representatives of India's pulp and paper industry met the Green Rating Project ( grp ) unit of the Centre for Science and Environment, New Delhi, to take stock of their environmental performance more than one year after the release of the first ever environmental rating of its kind in the country. On September 26, 2000, the corporate heads of the sector and cse got together to assess the developments in the industry's perception of the rating process. Various companies reported the changes they had engineered towards cleaner operations and greater efficiency as a result of the rating.

In 1999 the grp unit asked the paper and pulp industry of India to bare all and come clean on its environmental record. Commendably, the industry responded positively. The grp unit of cse rated the industry for its environmental performance. The objective was two-fold. One, to create a system where a kind of performance anxiety could drive the companies into doing better. Two, to raise awareness level among the top managers of the industry regarding corporate environmental responsibilities. As Chandra Bhushan, coordinator of the grp unit of cse says, " grp does not intend to criticise the industry but to encourage it towards greater community participation.'

Two years of hard labour, detailed investigation and comprehensive exchange of information between the industry members and cse led to the first ever ratings of the kind in India.

Usually, one would hear stories of the casual and callous attitude of the corporate world towards environmental concerns.

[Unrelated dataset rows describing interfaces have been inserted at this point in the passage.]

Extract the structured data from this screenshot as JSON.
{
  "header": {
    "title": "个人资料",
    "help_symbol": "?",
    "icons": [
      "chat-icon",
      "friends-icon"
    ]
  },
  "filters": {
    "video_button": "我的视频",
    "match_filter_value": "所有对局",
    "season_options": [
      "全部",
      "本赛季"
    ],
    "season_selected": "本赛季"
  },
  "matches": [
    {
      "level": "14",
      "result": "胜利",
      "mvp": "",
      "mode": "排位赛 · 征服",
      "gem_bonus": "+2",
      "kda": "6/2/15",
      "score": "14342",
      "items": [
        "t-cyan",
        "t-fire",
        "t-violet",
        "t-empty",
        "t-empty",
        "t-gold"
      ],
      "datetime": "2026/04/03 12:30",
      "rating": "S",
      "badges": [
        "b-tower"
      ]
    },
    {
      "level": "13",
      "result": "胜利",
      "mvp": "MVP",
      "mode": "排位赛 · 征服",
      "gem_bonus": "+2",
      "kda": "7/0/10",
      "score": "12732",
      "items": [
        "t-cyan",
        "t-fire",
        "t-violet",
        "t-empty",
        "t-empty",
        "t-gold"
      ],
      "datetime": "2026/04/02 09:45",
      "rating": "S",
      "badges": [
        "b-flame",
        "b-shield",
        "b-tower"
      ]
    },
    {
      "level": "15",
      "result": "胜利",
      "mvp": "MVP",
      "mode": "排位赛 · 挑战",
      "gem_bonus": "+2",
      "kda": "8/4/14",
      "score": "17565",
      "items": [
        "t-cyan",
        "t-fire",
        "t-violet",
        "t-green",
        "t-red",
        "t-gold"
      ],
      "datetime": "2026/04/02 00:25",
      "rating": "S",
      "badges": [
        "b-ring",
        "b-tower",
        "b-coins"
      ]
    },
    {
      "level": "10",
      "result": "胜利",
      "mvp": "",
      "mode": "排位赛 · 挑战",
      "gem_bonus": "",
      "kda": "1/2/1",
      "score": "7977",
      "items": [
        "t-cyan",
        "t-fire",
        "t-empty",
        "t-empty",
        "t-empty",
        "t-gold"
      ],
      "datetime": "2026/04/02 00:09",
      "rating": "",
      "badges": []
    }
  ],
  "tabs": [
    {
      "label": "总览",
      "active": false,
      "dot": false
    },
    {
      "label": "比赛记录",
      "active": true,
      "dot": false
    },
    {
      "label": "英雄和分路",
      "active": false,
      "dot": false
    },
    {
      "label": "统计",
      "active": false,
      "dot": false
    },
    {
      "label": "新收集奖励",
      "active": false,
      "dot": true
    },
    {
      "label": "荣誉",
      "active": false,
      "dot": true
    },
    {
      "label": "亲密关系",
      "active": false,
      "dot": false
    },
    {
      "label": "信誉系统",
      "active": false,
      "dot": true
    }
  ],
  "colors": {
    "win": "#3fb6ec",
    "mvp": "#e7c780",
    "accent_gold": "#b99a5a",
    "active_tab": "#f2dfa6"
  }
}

The pulp and paper industry was said to be especially notorious for the lack of transparency about environmental matters. But the industry, after initial hesitation, had shown a healthy maturity in divulging information and interacting with honesty.
The assessment On July 18, 1999, the rating was released and presented to the president the next day. Supported by the Union ministry of environment and forests and the United Nations Development Programme, the entire process involved 18 months of detailed analysis, research, investigation and field studies (see box: The first time).

It would have been a futile exercise had cse left the process at that. But the rating process is visualised as a continuing one. In 2001 the industry will be rated again. Therefore, the grp unit felt the need to improve the rating process as well as assess what difference, if any, the previous rating had made to the industry's approach.

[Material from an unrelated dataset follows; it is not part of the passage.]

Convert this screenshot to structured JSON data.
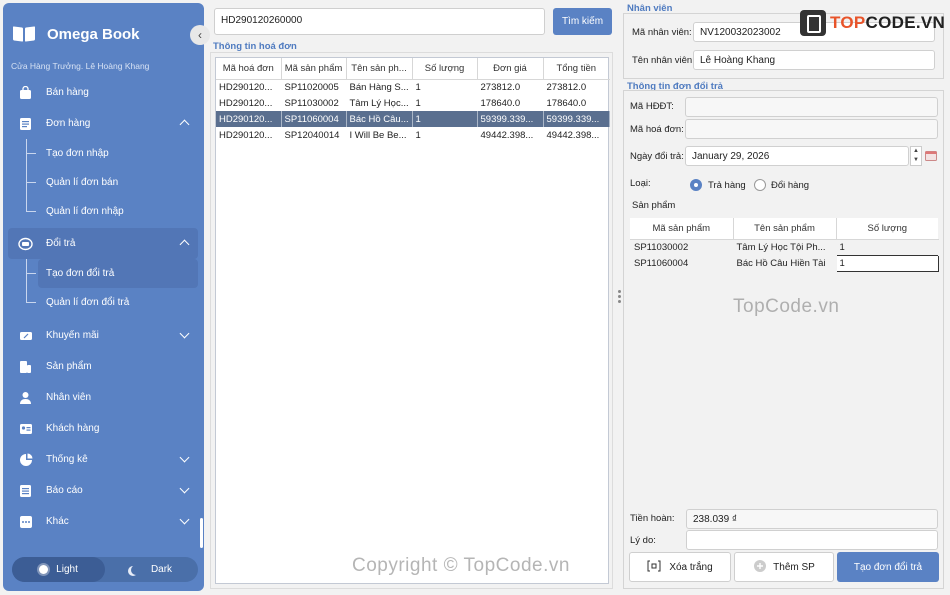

Anil Agarwal, director of cse, told the assembled that the target was not to meet domestic standards. "We must know where we stand with respect to global standards,' he said. Quite a few units presented information exhibiting that the industry is moving in the right direction and the rating process deserves some credit. "The project convinced us into adopting cleaner technology for our new pulping project,' says S Raghuveer, manager in itc -Bhadrachalam Paperboards Limited, Andhra Pradesh. cse believes grp creates a